About Tibet

Tibet is a beautiful country tucked away in the Himalayan mountains. Until the 1950’s, Tibet was an soverign state with the gentle, compassionate, and non-violent beliefs of Buddhism permeating every corner of normal Tibetan life. In the 1950’s, the Chinese government invaded Tibet and caused serious (ongoing) damage to this small nation.

His Holiness the Dalai Lama [sometimes referred to by the initials HHDL] was forced to flee Tibet. The HHDL as the spiritual and temporal leader of the Tibetan people is known throughout the world for his spirit of non-violence and compassion. In 1987, he was awarded the Nobel Prize for Peace. The HHDL continues to travel around the world, sharing spiritual teachings that speak to not only the Tibetan crisis but global concerns for peace and the environment. The Chinese government has banned pictures of the HHDL in many places in Tibet, including monasteries.

In October 1995, five Tibetans living in the U.S. staged a hunger strike for thirteen days in front of the U.N. Though the hunger strike was stopped before anyone died — at the personal request of the Dalai Lama — these valiant Tibetans brought international political and media attention once again to the plight of their country.

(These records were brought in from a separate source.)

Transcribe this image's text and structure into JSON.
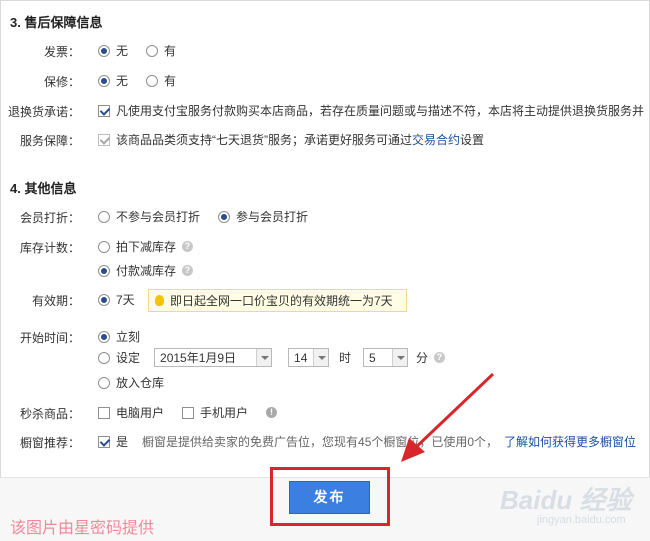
{
  "section3": {
    "title": "3. 售后保障信息",
    "invoice": {
      "label": "发票：",
      "opt_none": "无",
      "opt_yes": "有"
    },
    "warranty": {
      "label": "保修：",
      "opt_none": "无",
      "opt_yes": "有"
    },
    "return_promise": {
      "label": "退换货承诺：",
      "text": "凡使用支付宝服务付款购买本店商品，若存在质量问题或与描述不符，本店将主动提供退换货服务并"
    },
    "service": {
      "label": "服务保障：",
      "text_prefix": "该商品品类须支持“七天退货”服务；承诺更好服务可通过",
      "link": "交易合约",
      "text_suffix": "设置"
    }
  },
  "section4": {
    "title": "4. 其他信息",
    "member_discount": {
      "label": "会员打折：",
      "opt_no": "不参与会员打折",
      "opt_yes": "参与会员打折"
    },
    "stock": {
      "label": "库存计数：",
      "opt_order": "拍下减库存",
      "opt_pay": "付款减库存"
    },
    "validity": {
      "label": "有效期：",
      "value": "7天",
      "tip": "即日起全网一口价宝贝的有效期统一为7天"
    },
    "start_time": {
      "label": "开始时间：",
      "opt_now": "立刻",
      "opt_set": "设定",
      "date": "2015年1月9日",
      "hour": "14",
      "hour_unit": "时",
      "minute": "5",
      "minute_unit": "分",
      "opt_warehouse": "放入仓库"
    },
    "flash_sale": {
      "label": "秒杀商品：",
      "opt_pc": "电脑用户",
      "opt_mobile": "手机用户"
    },
    "showcase": {
      "label": "橱窗推荐：",
      "opt_yes": "是",
      "desc": "橱窗是提供给卖家的免费广告位，您现有45个橱窗位，已使用0个，",
      "link": "了解如何获得更多橱窗位"
    }
  },
  "footer": {
    "publish_label": "发布",
    "watermark": "该图片由星密码提供",
    "baidu_text": "Baidu 经验",
    "baidu_sub": "jingyan.baidu.com"
  },
  "colors": {
    "accent": "#3b7fe0",
    "highlight_box": "#d8262a",
    "link": "#1e4fa1"
  }
}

There is little I ask of you, the reader, except to become more informed about the “Tibetan” problem, even just taking a *few minutes* of your time to do this now. If you are unaware of the political upheaval and suffering currently being experienced by the Tibetan people at the hands of the Chinese government, please read those sites notated with an asterisk (*) And afterwards, share what you have learned with even a single person who was not aware of this issue. In this way, you can take part in the growing international movement to assist the Tibetans and stop their culture from being destroyed.

If you wish to become even more involved, the Internet has many resources to offer on the subject.